When did you first notice something was wrong?
In hindsight, the most telling symptom was fatigue. I was bone-tired at the end of the day. I took catnaps between leaving my day job and starting my evening exercise class. I'd never done that before. By the time I came home at night, I didn't know if I could climb the 34 steps from the sidewalk to my front door. I also had a chronic cough and had lost a lot of weight. In retrospect, I was in denial.
Why did you choose UCSF?
I was referred to UCSF after my primary care doctor diagnosed me with restrictive lung disease. My first appointment at UCSF was in January 2011. I met all of these fabulous doctors. They're at the top of their field. You can't help but trust them.
That's when I learned that I had idiopathic pulmonary fibrosis, IPF for short. The doctors at UCSF told me that a lung transplant was my best option. From that point on, I was totally focused on doing what I needed to do to make the transplant list. I never looked back.
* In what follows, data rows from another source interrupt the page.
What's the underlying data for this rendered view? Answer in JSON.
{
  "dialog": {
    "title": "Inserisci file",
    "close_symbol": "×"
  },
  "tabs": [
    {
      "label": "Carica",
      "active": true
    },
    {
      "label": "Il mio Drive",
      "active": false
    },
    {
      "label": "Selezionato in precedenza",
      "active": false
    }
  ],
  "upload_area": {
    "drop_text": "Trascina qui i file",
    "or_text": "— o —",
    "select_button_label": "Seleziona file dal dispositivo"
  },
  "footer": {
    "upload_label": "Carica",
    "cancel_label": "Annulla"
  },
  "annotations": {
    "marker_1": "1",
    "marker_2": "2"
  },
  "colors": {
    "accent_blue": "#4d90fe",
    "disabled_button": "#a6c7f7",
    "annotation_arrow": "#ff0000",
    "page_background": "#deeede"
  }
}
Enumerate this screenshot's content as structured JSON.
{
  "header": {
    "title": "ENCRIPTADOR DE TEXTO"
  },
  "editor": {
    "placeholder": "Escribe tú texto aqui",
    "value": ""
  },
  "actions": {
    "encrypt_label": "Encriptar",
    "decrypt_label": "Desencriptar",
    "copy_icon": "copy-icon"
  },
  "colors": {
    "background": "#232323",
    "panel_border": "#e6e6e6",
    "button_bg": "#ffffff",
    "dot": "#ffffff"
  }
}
How was your health leading up to transplant?
In March 2011 I was still teaching 10 fitness classes a week. By the end of each day, I was so cold and oxygen-deprived that my fingers would be blue. By May, I finally had to stop. In early July, I made the lung transplant list. Ten days later I got the call that a set of lungs was available.
What was that moment like?
It was exciting and scary. It's a life-changing phone call. The transplant coordinator called and asked, "Can you be at the hospital in an hour?" I said yes, of course, and a good friend drove my partner and me straight to UCSF.
I'll never forget sitting in Admissions, listening to my partner tell the receptionist: "He's here for lungs! He's here for the lungs!" We were both really nervous.
What was it like to wake up with healthy lungs?
After the surgery, I remember waking up and seeing the anesthesiologist, my sister and my partner standing at the end of the bed. I'd just come off the respirator and my anesthesiologist was trying to get me to talk. He kept asking me, "Who's the greatest anesthesiologist in San Francisco?" I remember taking my first deep breath and saying, "You are." It felt so good to breathe.
How would you describe the transplant experience?
I can't speak highly enough about everyone I met. The doctors, the staff, the nurses, the respiratory therapists — they were all there for me.
The nurses in critical care were amazing. They got me up out of bed and walking shortly after surgery. Within 48 hours of my lung transplant, I did three laps around the critical care unit. By the time I was discharged nine days later, I'd walked three-fourths of a mile just in the hospital corridors.
What was it like being in Dr. Kukreja's care?
She was phenomenal. She was both an incredibly skilled surgeon and a very approachable human being. I remember seeing her in the early hours of the morning after my surgery. She was coming in to check on me and she looked like an angel. A few weeks later, I saw her at a hospital event and started to cry. I gave her a hug and told her she'd saved my life.
How are you feeling now?
Fantastic. I forget that I had a transplant sometimes. When you hit the depths of illness and disease, to come back is such a joy.
I go to the gym five days a week. I take a lot of precautions to guard against infections, but it's important for me to continue teaching fitness classes. I love it. I feel good. I don't have any shortness of breath. I don't think I could be doing any better.
The technical expertise of the team, the human body, the determination of the patient — it's all part and parcel of an excellent recovery.
What's your advice to people who are considering transplant?
Stay as active as you can. The stronger you are going into the procedure, the stronger you'll be coming out. And connect with other patients. My team at UCSF connected me both one-on-one with a lung transplant patient and with a support group. That support got me through the last couple of months, when I was at my sickest.
What surprised you most about the experience?
When I was transplanted, I never envisioned the recovery would be as robust as it has been. I never dreamed I would be teaching fitness classes again, and I lead four spin classes and a step class every week. I'm a very fortunate person all around.
Interviewed July 2014 by Catherine Guthrie.